Yuliasri Perdani, Jakarta – In what could been seen as damage control from a money-laundering scandal, Papua Police chief Insp. Gen. Tito Karnavian has dismissed Raja Ampat Police chief Adj. Sr. Comr. Taufik Irfan.
Taufik was dismissed for his failure in tracking the illicit businesses of his subordinate, Adj. First Insp. Labora Sitorus. Labora controlled at least 60 bank accounts through which over Rp 1 trillion (US$102 million) has passed in five years, the Financial Transaction Reports and Analysis Centre (PPATK) has reported earlier this month.

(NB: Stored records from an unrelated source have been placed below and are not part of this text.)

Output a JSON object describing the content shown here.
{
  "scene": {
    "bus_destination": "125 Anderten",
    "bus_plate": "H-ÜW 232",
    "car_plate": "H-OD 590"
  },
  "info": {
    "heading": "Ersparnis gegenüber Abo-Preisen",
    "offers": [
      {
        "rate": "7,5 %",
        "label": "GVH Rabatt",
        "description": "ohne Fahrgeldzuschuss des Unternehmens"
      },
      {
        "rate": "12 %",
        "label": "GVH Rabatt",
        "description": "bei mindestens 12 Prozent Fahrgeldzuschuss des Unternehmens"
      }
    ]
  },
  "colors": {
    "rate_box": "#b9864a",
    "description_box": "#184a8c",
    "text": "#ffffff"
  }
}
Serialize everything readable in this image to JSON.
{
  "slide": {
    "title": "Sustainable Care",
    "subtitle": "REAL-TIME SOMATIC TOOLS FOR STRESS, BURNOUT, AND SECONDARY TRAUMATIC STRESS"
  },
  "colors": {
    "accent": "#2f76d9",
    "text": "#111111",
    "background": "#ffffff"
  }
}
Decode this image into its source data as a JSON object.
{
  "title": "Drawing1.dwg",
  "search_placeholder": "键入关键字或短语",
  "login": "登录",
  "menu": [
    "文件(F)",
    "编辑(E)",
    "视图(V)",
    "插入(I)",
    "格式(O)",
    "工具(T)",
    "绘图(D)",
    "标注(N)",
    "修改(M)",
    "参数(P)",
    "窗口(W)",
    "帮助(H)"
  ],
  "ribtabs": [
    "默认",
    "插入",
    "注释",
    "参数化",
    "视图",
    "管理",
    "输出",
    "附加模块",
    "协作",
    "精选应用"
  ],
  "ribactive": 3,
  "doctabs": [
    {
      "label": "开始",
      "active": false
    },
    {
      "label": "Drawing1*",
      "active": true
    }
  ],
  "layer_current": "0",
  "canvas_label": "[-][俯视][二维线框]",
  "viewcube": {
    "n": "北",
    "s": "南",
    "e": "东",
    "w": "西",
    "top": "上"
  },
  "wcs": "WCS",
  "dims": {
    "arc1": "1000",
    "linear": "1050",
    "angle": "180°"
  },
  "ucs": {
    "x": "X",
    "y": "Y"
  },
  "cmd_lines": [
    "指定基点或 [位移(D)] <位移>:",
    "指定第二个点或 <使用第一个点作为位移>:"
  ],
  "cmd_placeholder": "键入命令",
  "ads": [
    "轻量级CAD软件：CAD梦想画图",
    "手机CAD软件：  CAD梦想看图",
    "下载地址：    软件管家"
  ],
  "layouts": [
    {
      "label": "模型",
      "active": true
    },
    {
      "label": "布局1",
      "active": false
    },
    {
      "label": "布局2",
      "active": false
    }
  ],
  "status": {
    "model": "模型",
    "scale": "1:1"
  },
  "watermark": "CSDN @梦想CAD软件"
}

On Monday, Tito installed Adj. Sr. Comr. Bhartolomeus Meison Sagala to replace Taufik. "A commander should be aware if his member runs a fuel and timber business. This is a part of our consideration to transfer him [Taufik] to the Papua Police," Tito said after the swearing-in ceremony in Jayapura.
The Papua Police has detained Labora for his alleged role in illegal logging by PT Rotua and fuel smuggling by PT Seno Adi Wijaya. Labora could face a maximum penalty of only seven years' imprisonment under the 1999 Forestry Law, the Oil and Gas Law and the Money Laundering Law.
The low-ranking police officer was arrested soon after he filed a complaint with the National Police Commission (Kompolnas) and was promptly flown back to Papua to face charges, prompting speculation that he would be prosecuted to protect some of his superiors who were alleged to have roles in the illegal activities.
On May 18, Labora told Kompolnas members that he wired money for "charity-related programs" to several of his superiors within the Papua Police. Kompolnas members declined to give any details on who received money from Labora.
Meanwhile, National Police spokesperson Brig. Gen. Boy Rafli Amar announced on Monday that a new suspect had been named in the Labora case. He said that Immanuel Mamora, PT Rotua operational director, had been named a suspect in illegal logging. "He will be charged under the Forestry Law, just like Labora," Boy said.
Immanuel will be charged under Article 50 of the 1999 Forestry Law with a maximum penalty of 10 years' imprisonment and a Rp 10 billion fine.
The illegal logging case first came to light in March when the Papua Police confiscated 15,000 logs, 1,500 blocks and 81 containers of timber in Papua and Surabaya, East Java, from PT Rotua intended for export to China.
Earlier, the Papua Police named operational director of PT Seno Adi Wijaya (SAW) Jimmy Lagesang a fuel smuggling suspect.. Jimmy allegedly oversaw the activities of PT SAW in transporting and selling diesel fuel in Papua at a higher price.
From PT SAW, the Papua Police have confiscated three barges carrying 1 million liters of diesel fuel off Sorong, West Papua.
Boy said that they would issue a final summons for Jimmy. "We have called him for questioning twice, at both of which he failed to appear. According to the procedure, we will issue the final summons and forcibly take him in for questioning," he said.